Lines from the material below that hold the string "least" are what is needed; copy each of them.

* * * * * * *

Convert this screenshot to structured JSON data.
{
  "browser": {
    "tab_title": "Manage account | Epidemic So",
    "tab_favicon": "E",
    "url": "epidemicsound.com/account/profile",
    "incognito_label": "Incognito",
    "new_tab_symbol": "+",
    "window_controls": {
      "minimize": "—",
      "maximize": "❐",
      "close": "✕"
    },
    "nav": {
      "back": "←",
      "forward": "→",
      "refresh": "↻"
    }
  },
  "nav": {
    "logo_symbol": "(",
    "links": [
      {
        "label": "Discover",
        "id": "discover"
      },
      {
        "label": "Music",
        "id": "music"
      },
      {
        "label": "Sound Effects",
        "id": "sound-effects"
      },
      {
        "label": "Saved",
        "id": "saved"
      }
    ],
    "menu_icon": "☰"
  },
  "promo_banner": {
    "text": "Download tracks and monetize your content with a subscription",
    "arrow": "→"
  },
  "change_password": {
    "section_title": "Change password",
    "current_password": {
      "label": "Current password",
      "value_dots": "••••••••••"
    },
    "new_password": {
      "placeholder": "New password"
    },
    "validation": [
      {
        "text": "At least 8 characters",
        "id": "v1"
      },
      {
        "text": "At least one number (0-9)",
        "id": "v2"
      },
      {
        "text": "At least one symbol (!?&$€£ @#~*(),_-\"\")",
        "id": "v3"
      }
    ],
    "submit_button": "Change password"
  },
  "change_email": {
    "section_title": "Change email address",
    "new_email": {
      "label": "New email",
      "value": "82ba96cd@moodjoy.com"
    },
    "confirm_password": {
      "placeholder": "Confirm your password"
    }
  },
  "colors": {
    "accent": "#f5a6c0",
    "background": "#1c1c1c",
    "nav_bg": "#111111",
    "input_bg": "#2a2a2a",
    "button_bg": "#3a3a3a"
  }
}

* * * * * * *

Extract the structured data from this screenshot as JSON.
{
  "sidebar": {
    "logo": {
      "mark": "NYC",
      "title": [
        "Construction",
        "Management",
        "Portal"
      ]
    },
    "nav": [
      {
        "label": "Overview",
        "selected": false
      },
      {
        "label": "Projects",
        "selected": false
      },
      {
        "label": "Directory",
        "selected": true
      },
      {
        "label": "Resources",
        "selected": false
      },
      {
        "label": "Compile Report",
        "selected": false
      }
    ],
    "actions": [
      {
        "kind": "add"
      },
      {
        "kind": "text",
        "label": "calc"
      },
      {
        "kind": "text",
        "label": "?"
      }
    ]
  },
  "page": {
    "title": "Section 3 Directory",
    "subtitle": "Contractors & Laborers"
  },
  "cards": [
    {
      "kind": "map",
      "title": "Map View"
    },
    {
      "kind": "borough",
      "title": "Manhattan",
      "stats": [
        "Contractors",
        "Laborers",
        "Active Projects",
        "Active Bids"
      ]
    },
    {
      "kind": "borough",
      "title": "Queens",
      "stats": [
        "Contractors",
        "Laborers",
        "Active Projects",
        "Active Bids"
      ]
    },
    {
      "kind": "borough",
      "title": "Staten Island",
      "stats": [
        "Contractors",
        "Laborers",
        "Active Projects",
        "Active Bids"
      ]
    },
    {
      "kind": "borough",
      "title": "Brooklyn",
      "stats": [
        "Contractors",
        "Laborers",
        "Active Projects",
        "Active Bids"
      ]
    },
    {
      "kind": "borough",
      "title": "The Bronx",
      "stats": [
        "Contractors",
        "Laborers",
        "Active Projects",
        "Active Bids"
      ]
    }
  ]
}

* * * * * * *

Solution to the problem:
        "text": "At least 8 characters",
        "text": "At least one number (0-9)",
        "text": "At least one symbol (!?&$€£ @#~*(),_-\"\")",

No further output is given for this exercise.